When we finally reached the elevated status of ‘His Excellency’, and were housed in official splendour, Christmas suddenly became a rather plush affair. Or, that was the general idea.
The harsh reality hit me on Christmas day in the vast kitchen of the embassy residence; a beautiful old villa in Wassenaar, a suburb of The Hague. I had decorated like mad in an attempt to turn the rather formal reception rooms into something resembling cosiness, not forgetting to decorate the official portrait of President (at the time) Mary Robinson, who was looking at me rather sternly as I placed sprigs of holly above her perfectly coiffed head. The children had arrived home from boarding school and college and I had invited a couple who, like us, were a little lost and lonely, to complete the gathering. It was going to be our first Christmas in Holland and the setting was perfect.

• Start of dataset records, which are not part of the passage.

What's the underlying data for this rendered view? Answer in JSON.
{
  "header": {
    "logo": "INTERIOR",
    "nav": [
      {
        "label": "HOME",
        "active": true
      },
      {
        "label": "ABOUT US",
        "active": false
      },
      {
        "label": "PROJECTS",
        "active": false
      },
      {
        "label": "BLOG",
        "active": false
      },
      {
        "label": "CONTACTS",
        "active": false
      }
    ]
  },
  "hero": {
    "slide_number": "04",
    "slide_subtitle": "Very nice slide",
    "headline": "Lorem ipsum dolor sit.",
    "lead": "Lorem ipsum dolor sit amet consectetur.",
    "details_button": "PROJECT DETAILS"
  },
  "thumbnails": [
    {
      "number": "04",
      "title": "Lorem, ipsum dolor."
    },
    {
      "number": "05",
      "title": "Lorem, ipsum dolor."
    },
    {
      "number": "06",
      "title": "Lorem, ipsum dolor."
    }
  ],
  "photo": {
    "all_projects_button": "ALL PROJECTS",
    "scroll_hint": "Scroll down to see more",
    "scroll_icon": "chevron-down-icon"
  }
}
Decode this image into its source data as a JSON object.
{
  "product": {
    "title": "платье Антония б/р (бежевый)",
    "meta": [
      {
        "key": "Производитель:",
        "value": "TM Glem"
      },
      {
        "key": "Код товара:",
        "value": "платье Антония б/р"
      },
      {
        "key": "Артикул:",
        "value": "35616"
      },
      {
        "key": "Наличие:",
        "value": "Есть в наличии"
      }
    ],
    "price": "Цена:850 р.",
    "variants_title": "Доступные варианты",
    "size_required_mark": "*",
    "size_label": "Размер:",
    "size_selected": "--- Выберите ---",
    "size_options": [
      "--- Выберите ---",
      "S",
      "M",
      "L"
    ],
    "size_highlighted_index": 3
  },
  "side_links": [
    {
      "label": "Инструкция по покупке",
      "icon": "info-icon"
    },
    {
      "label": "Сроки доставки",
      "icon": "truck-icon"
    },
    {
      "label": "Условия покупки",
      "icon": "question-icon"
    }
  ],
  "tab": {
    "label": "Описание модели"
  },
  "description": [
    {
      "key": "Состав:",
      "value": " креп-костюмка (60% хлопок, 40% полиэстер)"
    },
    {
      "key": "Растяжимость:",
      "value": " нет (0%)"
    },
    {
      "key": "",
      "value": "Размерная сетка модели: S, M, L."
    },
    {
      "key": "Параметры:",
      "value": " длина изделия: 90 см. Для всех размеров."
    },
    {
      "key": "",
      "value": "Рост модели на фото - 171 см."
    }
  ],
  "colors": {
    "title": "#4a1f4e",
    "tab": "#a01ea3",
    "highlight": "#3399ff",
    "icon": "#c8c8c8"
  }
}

But below stairs, things turned ugly as I was faced with challenges I had forgotten to pencil into my agenda. A huge, raw turkey, no help (would you ask anyone to work on Christmas day?) and a cooker I had never used before with instructions in Dutch. A drawing room full of by now rather jolly guests and family members, drinking champagne and eagerly awaiting a Christmas feast of ambassadorial proportions. I served some more champagne to soothe the hungry hordes and went back to the kitchen. With the help of a technically gifted child, I finally managed to get the oven to light and find the implements I needed and Christmas dinner was eventually served. The couple later broke up (low blood sugar?).
Christmas in Brussels was more of the same, except that I was now decorating Mary Mc Aleese and the festivities were often marred by a rather tired husband who, after long hours of meetings (mostly about fish) at EU headquarters, would spend most of Christmas asleep, while we celebrated around him. I remember one night just before Christmas, when the phone rang at around four in the morning. ‘Ten thousand extra tons of mackerel,’ shouted his excited voice. ‘Another victory for Ireland!’ I haven’t been able to face mackerel since.
When I really think about it, my very first Christmas ‘in exile’ was spent in Sweden with a couple, like us, newly married and of mixed nationalities. He was from Columbia and she was American. We were in our early twenties, just married and each with a new baby. We hadn’t a clue about cooking but between us, managed to produce the best Christmas dinner ever. Was it the candle light shining on polished wooden floors, the Christmas tree, the dark, or the softly falling snow outside? No. It was the spirit of Christmas.